Billionaire Steven Cohen, the founder of Point72 Asset Management, is reportedly backing a crypto and blockchain-focused hedge fund, Bloomberg reports Friday, July 13.
Cohen invested in Arianna Simpson’s cryptocurrency hedge fund, Autonomous Partners, via his private equity firm Cohen Private Ventures, according to Bloomberg’s anonymous source.
Point72 Asset Management, whose most recent portfolio value is almost $24 billion, is headed by Andrew B. Cohen, who is also the Managing Director of Cohen Private Ventures.
Simpson founded Autonomous Partners in December 2017. In an interview with Fortune on July 12, she said that the fund has already secured “funding in the low eight digits” from VC and private equity firm Union Square Ventures, Coinbase CEO Brian Armstrong, and former PayPal COO and Craft Ventures co-founder David Sacks.
Simpson emphasized that the fund seeks investments from partners that “can be very much value-add beyond their capital.”
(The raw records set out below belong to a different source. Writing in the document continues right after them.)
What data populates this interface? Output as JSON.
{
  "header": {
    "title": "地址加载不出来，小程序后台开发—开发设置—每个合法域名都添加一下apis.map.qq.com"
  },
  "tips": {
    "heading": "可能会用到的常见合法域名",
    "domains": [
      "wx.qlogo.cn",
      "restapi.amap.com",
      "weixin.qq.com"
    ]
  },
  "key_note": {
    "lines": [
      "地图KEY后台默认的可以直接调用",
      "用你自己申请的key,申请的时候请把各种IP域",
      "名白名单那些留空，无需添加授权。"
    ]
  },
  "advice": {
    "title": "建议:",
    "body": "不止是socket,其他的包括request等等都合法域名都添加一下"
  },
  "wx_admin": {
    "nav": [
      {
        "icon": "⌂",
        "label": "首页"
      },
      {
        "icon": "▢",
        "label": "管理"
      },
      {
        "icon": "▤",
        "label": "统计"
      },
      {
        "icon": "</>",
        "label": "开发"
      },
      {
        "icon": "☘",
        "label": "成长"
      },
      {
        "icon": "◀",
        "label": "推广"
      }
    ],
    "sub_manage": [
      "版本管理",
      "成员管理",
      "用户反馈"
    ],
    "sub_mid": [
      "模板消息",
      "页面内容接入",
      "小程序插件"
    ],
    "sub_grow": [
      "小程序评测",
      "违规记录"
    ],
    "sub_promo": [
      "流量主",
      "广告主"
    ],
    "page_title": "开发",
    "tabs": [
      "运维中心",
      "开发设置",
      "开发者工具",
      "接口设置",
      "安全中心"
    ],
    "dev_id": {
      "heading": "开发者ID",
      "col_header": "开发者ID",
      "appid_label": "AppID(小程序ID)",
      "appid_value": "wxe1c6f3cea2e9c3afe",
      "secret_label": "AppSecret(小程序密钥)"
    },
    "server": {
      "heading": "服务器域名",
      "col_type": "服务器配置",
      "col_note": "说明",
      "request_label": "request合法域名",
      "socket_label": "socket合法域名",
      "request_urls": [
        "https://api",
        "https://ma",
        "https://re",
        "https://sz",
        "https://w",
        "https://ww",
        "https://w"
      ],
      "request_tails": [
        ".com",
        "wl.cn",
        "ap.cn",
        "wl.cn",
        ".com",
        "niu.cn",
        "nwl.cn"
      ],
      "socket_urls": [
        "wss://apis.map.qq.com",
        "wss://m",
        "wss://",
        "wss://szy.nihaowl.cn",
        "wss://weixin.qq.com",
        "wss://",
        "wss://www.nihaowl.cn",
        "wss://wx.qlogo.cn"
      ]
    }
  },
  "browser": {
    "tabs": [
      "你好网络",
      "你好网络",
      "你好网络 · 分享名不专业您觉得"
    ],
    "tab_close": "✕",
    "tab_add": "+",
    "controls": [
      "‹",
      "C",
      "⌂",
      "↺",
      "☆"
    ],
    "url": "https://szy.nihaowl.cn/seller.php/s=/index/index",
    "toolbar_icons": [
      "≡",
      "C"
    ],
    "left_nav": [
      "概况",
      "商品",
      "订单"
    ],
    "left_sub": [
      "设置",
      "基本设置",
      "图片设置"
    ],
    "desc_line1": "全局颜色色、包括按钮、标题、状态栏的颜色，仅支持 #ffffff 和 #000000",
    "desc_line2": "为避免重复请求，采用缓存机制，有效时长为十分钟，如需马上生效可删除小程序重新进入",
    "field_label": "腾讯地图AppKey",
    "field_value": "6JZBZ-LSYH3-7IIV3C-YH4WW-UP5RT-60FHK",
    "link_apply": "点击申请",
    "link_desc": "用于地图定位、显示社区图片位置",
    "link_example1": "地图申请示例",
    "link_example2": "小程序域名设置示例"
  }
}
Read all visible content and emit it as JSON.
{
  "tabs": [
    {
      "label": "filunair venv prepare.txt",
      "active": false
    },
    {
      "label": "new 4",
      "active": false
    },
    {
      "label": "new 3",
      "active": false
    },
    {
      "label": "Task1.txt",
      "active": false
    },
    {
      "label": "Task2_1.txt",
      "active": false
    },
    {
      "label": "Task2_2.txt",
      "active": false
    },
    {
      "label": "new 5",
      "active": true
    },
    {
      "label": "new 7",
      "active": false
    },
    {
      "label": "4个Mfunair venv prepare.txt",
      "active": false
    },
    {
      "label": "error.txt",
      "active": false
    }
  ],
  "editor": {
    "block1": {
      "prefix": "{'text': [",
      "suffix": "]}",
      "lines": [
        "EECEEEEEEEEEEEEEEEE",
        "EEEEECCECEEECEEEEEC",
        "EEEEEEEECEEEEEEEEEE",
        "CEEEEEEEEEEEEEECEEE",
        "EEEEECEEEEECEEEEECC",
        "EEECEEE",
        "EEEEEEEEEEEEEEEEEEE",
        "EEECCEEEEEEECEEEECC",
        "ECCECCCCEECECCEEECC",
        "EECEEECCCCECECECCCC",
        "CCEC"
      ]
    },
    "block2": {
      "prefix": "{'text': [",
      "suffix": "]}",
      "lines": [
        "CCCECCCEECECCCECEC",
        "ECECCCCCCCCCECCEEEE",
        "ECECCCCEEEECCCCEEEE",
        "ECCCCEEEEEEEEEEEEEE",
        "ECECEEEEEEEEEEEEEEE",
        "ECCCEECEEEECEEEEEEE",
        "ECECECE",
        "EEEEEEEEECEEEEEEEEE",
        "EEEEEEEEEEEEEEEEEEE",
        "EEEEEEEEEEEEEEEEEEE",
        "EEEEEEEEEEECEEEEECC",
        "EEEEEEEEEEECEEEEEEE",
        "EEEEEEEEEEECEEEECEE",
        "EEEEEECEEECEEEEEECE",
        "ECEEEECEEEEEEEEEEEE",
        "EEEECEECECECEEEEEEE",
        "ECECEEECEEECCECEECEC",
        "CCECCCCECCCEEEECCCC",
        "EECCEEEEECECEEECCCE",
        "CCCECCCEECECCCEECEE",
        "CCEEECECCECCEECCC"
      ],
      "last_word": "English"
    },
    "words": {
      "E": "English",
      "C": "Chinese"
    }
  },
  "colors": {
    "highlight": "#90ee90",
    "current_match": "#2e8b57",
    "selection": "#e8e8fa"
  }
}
As Fortune reports, a low percentage of Autonomous Partners is devoted to major cryptocurrencies such as Bitcoin (BTC) and Ethereum (ETH). The fund is mostly focused on crypto infrastructure projects, anonymity-oriented altcoins, and crypto companies that tackle scalability issues. The fund has also invested in OX, a protocol for decentralized crypto exchanges.
Simpson told Fortune that her fund has held off from investing in Ripple (XRP) pending clarification from U.S. regulators as to whether XRP will be classified as a security. She added that she “think[s] the whole space is still waiting for a bit more clarity.”
According to data from Autonomous Research, the number of crypto-focused funds was estimated at 251 as of April 2018, 175 of which were opened in 2017. In 2018, only 26 more funds have been established, signalling a possible downtrend in momentum.
As Cointelegraph reported April 3, various sources from the crypto space have warned that 10 percent of crypto funds could potentially be forced to close in 2018, allegedly due to the negative impact of regulatory uncertainty.
In March, news of a U.S. Securities and Exchange Commission (SEC) probe into up to 100 crypto-related hedge funds indicated increasing scrutiny of their activities.
By Marie Huillet